- KPCC's "Air Talk": The segment includes a discussion with Joseph Scheidler, national director of the Pro-Life Action League, and Mary-Jan Waglé, president of Planned Parenthood Los Angeles (Mantle, "Air Talk," KPCC, 4/18). Audio of the segment is available online. Weekly archives of recent "Air Talk" broadcasts are available online.
- NBC's "Nightly News": The segment includes comments from Gartner; Sekulow; Eleanor Smeal, an abortion rights advocate; and Tom Goldstein, a Supreme Court attorney (Reid, "Nightly News," NBC, 4/18). Video of the segment is available online.
- NPR's "All Things Considered": The segment includes comments from Sekulow, Northup and Gartner (Totenberg, "All Things Considered," NPR, 4/18). Audio of the segment is available online.

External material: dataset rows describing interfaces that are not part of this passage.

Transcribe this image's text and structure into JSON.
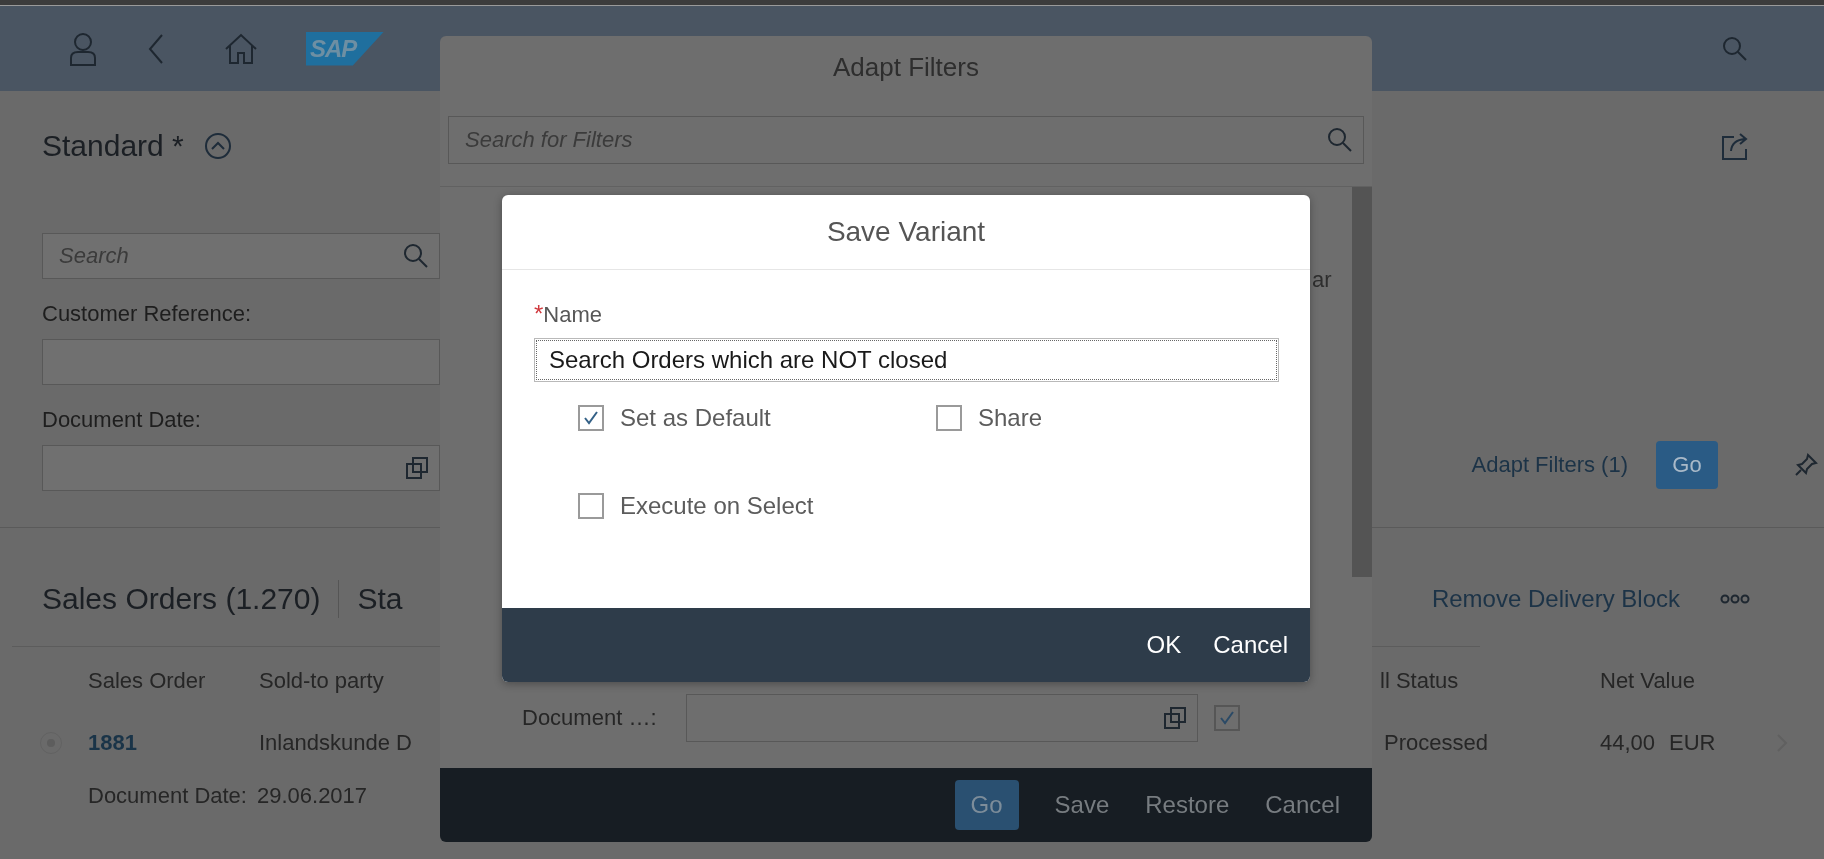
{
  "shell_bar": {
    "logo": "SAP"
  },
  "page": {
    "variant": {
      "title": "Standard *"
    },
    "filter_bar": {
      "search": {
        "placeholder": "Search"
      },
      "fields": [
        {
          "label": "Customer Reference:",
          "kind": "text"
        },
        {
          "label": "Document Date:",
          "kind": "value_help"
        }
      ],
      "adapt_filters": "Adapt Filters (1)",
      "go": "Go"
    },
    "table": {
      "title": "Sales Orders (1.270)",
      "variant": "Sta",
      "actions": [
        "Remove Delivery Block"
      ],
      "columns": [
        "Sales Order",
        "Sold-to party",
        "ll Status",
        "Net Value"
      ],
      "rows": [
        {
          "selected": false,
          "sales_order": "1881",
          "sold_to": "Inlandskunde D",
          "status": "Processed",
          "net_value": "44,00",
          "currency": "EUR",
          "date_label": "Document Date:",
          "date": "29.06.2017"
        }
      ]
    }
  },
  "adapt_filters_dialog": {
    "title": "Adapt Filters",
    "search": {
      "placeholder": "Search for Filters"
    },
    "fragment": "ar",
    "fields": [
      {
        "label": "Document …:",
        "checked": true
      }
    ],
    "buttons": [
      {
        "label": "Go",
        "kind": "emphasized"
      },
      {
        "label": "Save",
        "kind": "plain"
      },
      {
        "label": "Restore",
        "kind": "plain"
      },
      {
        "label": "Cancel",
        "kind": "plain"
      }
    ]
  },
  "save_variant_dialog": {
    "title": "Save Variant",
    "name": {
      "required_mark": "*",
      "label": "Name",
      "value": "Search Orders which are NOT closed"
    },
    "options": [
      {
        "label": "Set as Default",
        "checked": true
      },
      {
        "label": "Share",
        "checked": false
      },
      {
        "label": "Execute on Select",
        "checked": false
      }
    ],
    "buttons": [
      "OK",
      "Cancel"
    ]
  }
}
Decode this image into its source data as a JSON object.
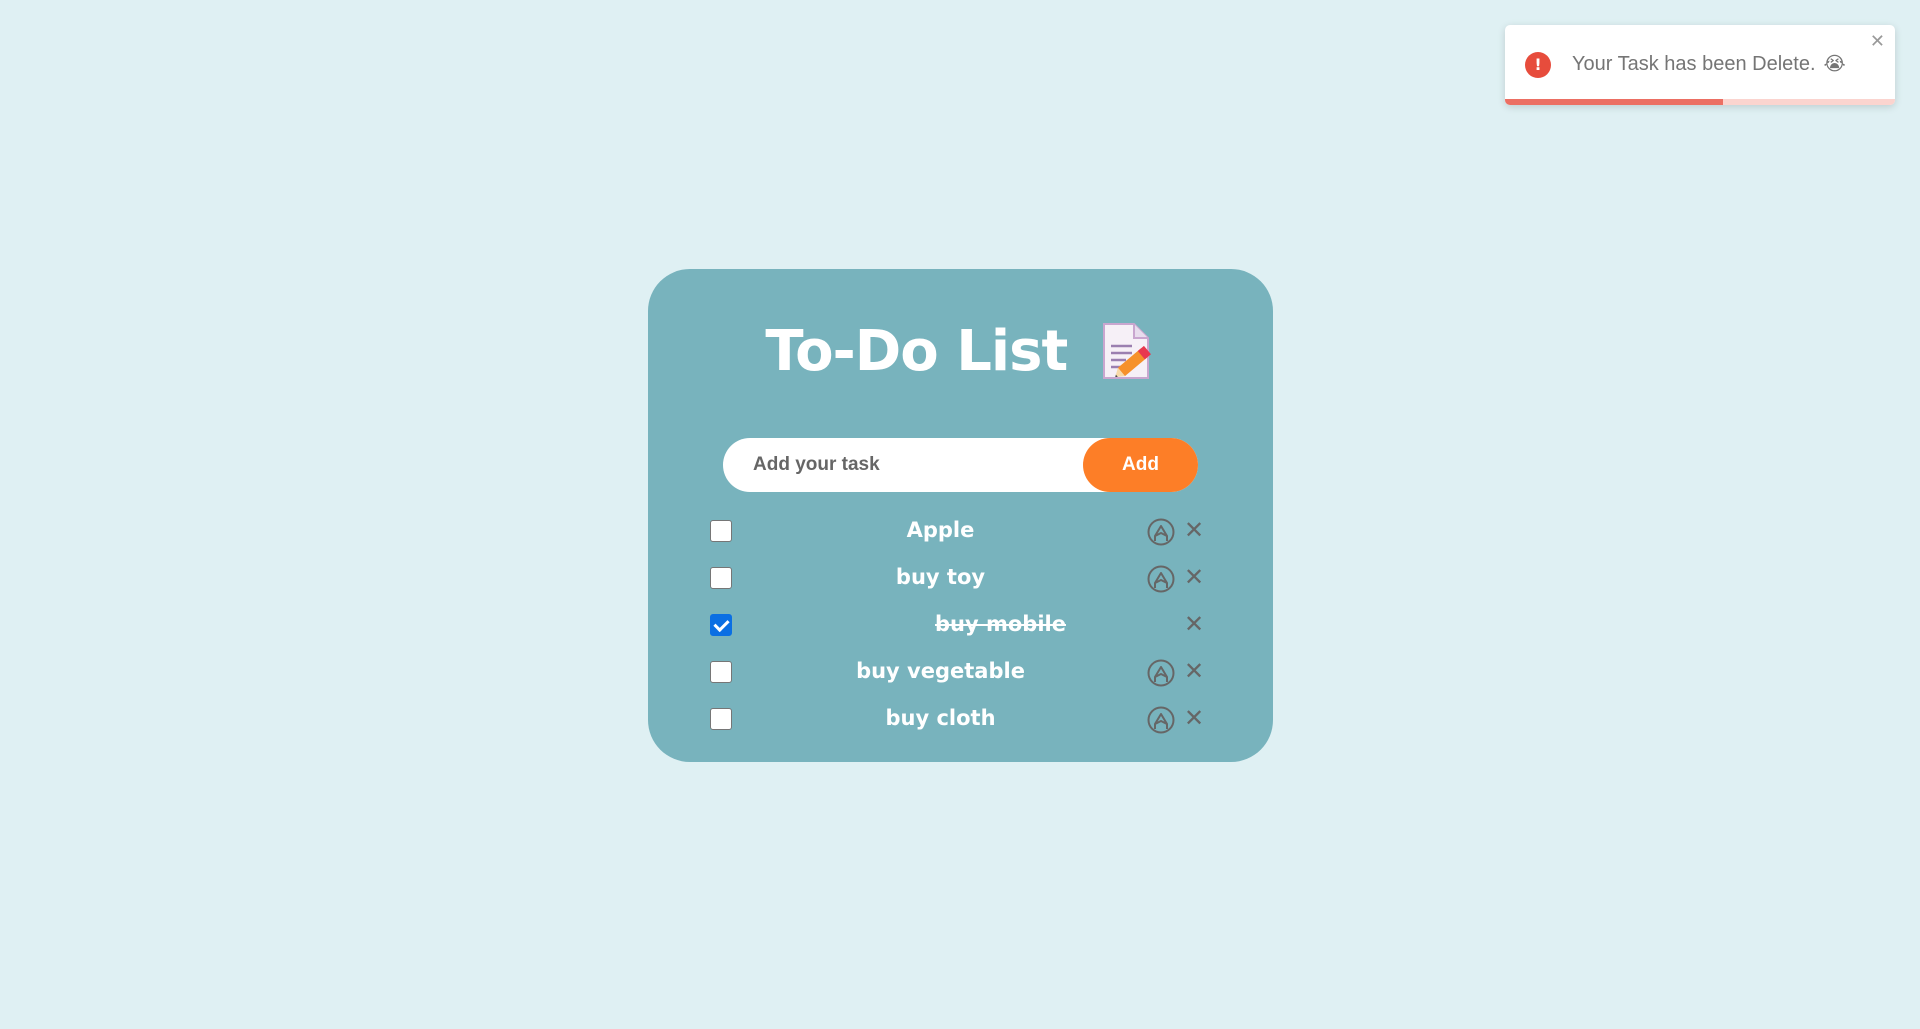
{
  "toast": {
    "message": "Your Task has been Delete.",
    "emoji": "😭",
    "close_glyph": "✕",
    "icon": "error-icon",
    "icon_glyph": "!",
    "progress": 0.56,
    "colors": {
      "icon": "#e74c3c",
      "progress": "#ec6f63",
      "track": "#fbd4cf"
    }
  },
  "app": {
    "title": "To-Do List",
    "title_icon": "memo-pencil-icon"
  },
  "input": {
    "placeholder": "Add your task",
    "value": ""
  },
  "add_button": {
    "label": "Add",
    "color": "#fd7e27"
  },
  "tasks": [
    {
      "text": "Apple",
      "checked": false,
      "editable": true
    },
    {
      "text": "buy toy",
      "checked": false,
      "editable": true
    },
    {
      "text": "buy mobile",
      "checked": true,
      "editable": false
    },
    {
      "text": "buy vegetable",
      "checked": false,
      "editable": true
    },
    {
      "text": "buy cloth",
      "checked": false,
      "editable": true
    }
  ],
  "delete_glyph": "✕",
  "colors": {
    "background": "#dff0f3",
    "card": "#78b3bd",
    "checkbox_checked": "#0b6fe3"
  }
}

- NPR's "Day to Day": The segment includes a discussion with Dahlia Lithwick, a legal analyst for "Day to Day" and Slate (Brand, "Day to Day," NPR, 4/18). Audio of the segment is available online.
- NPR's "Morning Edition": The segment includes comments from Gartner, Sekulow; Cecile Richards, president of PPFA; and Fred Frigoletto, a past president of ACOG (Totenberg, "Morning Edition," NPR, 4/19). Audio of the segment is available online.
- NPR's "Talk of the Nation": The segment includes a discussion with David Savage, a Supreme Court reporter for the Los Angeles Times (Conan, "Talk of the Nation," NPR, 4/18). Audio of the segment is available online.
- PBS' "NewsHour with Jim Lehrer": The segment includes a discussion with Marcia Coyle of the National Law Journal (Woodruff, "NewsHour with Jim Lehrer," PBS, 4/18). Audio and a transcript of the segment are available online.
- WAMU's "The Diane Rehm Show": The segment includes a discussion with Savage; Kate Michelman, president emerita of NARAL Pro-Choice America; and Cathy Ruse, senior fellow for legal studies at the Family Research Council (Page, "The Diane Rehm Show," WAMU, 4/18). Audio of the segment is available online.